[Opening PROVIDED RECORDS section]
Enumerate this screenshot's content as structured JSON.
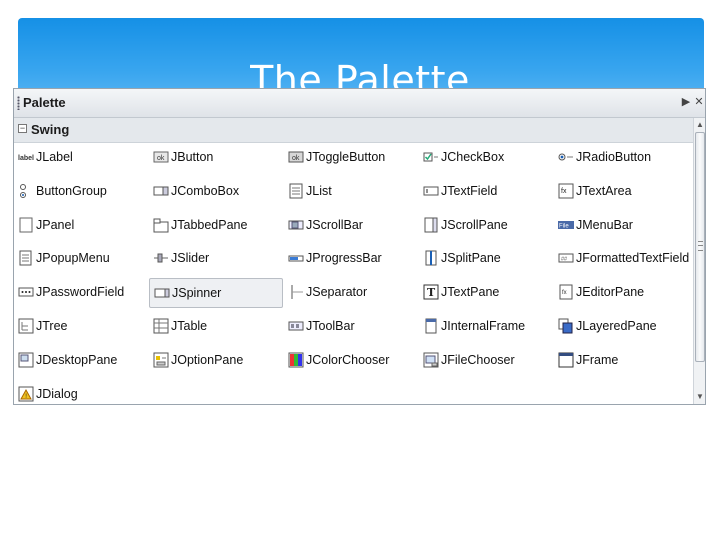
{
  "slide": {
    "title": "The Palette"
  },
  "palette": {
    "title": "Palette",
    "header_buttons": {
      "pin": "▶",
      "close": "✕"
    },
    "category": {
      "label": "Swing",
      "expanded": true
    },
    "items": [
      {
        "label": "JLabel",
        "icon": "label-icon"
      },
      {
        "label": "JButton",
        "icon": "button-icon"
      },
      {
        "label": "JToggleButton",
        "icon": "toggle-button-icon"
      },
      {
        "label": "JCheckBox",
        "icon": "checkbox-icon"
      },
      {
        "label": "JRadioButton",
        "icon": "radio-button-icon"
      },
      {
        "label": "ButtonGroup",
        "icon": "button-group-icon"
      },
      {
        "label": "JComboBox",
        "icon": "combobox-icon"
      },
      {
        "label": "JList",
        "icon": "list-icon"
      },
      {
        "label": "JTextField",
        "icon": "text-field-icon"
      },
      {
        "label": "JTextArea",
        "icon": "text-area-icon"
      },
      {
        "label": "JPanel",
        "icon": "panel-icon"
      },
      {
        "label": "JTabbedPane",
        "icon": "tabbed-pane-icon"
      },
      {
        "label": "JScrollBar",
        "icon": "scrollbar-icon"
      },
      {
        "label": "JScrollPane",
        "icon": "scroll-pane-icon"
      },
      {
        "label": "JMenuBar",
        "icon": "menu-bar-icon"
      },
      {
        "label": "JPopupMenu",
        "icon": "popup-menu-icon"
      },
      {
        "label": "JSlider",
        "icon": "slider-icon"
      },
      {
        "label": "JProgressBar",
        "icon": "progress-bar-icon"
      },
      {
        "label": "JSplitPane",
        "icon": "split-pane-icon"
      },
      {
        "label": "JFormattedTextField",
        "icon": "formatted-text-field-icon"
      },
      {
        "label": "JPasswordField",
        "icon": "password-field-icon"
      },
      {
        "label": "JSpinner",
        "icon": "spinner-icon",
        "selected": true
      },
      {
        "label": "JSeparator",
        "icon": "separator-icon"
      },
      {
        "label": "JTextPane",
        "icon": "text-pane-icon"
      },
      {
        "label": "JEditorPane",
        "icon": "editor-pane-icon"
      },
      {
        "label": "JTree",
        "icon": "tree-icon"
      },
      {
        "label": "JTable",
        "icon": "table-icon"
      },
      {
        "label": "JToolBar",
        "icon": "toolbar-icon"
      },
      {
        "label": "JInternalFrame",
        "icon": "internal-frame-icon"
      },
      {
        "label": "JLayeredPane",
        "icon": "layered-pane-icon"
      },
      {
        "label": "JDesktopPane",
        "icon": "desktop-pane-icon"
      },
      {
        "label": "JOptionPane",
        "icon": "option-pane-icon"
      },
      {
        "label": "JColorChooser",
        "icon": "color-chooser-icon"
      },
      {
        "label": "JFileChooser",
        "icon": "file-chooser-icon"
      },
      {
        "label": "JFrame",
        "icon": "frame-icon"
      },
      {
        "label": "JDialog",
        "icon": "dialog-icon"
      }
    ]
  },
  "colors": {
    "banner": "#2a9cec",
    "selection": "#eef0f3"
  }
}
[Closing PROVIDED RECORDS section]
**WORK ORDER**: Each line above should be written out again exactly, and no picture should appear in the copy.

**RESPONSE TO THE TASK**:
Enumerate this screenshot's content as structured JSON.
{
  "slide": {
    "title": "The Palette"
  },
  "palette": {
    "title": "Palette",
    "header_buttons": {
      "pin": "▶",
      "close": "✕"
    },
    "category": {
      "label": "Swing",
      "expanded": true
    },
    "items": [
      {
        "label": "JLabel",
        "icon": "label-icon"
      },
      {
        "label": "JButton",
        "icon": "button-icon"
      },
      {
        "label": "JToggleButton",
        "icon": "toggle-button-icon"
      },
      {
        "label": "JCheckBox",
        "icon": "checkbox-icon"
      },
      {
        "label": "JRadioButton",
        "icon": "radio-button-icon"
      },
      {
        "label": "ButtonGroup",
        "icon": "button-group-icon"
      },
      {
        "label": "JComboBox",
        "icon": "combobox-icon"
      },
      {
        "label": "JList",
        "icon": "list-icon"
      },
      {
        "label": "JTextField",
        "icon": "text-field-icon"
      },
      {
        "label": "JTextArea",
        "icon": "text-area-icon"
      },
      {
        "label": "JPanel",
        "icon": "panel-icon"
      },
      {
        "label": "JTabbedPane",
        "icon": "tabbed-pane-icon"
      },
      {
        "label": "JScrollBar",
        "icon": "scrollbar-icon"
      },
      {
        "label": "JScrollPane",
        "icon": "scroll-pane-icon"
      },
      {
        "label": "JMenuBar",
        "icon": "menu-bar-icon"
      },
      {
        "label": "JPopupMenu",
        "icon": "popup-menu-icon"
      },
      {
        "label": "JSlider",
        "icon": "slider-icon"
      },
      {
        "label": "JProgressBar",
        "icon": "progress-bar-icon"
      },
      {
        "label": "JSplitPane",
        "icon": "split-pane-icon"
      },
      {
        "label": "JFormattedTextField",
        "icon": "formatted-text-field-icon"
      },
      {
        "label": "JPasswordField",
        "icon": "password-field-icon"
      },
      {
        "label": "JSpinner",
        "icon": "spinner-icon",
        "selected": true
      },
      {
        "label": "JSeparator",
        "icon": "separator-icon"
      },
      {
        "label": "JTextPane",
        "icon": "text-pane-icon"
      },
      {
        "label": "JEditorPane",
        "icon": "editor-pane-icon"
      },
      {
        "label": "JTree",
        "icon": "tree-icon"
      },
      {
        "label": "JTable",
        "icon": "table-icon"
      },
      {
        "label": "JToolBar",
        "icon": "toolbar-icon"
      },
      {
        "label": "JInternalFrame",
        "icon": "internal-frame-icon"
      },
      {
        "label": "JLayeredPane",
        "icon": "layered-pane-icon"
      },
      {
        "label": "JDesktopPane",
        "icon": "desktop-pane-icon"
      },
      {
        "label": "JOptionPane",
        "icon": "option-pane-icon"
      },
      {
        "label": "JColorChooser",
        "icon": "color-chooser-icon"
      },
      {
        "label": "JFileChooser",
        "icon": "file-chooser-icon"
      },
      {
        "label": "JFrame",
        "icon": "frame-icon"
      },
      {
        "label": "JDialog",
        "icon": "dialog-icon"
      }
    ]
  },
  "colors": {
    "banner": "#2a9cec",
    "selection": "#eef0f3"
  }
}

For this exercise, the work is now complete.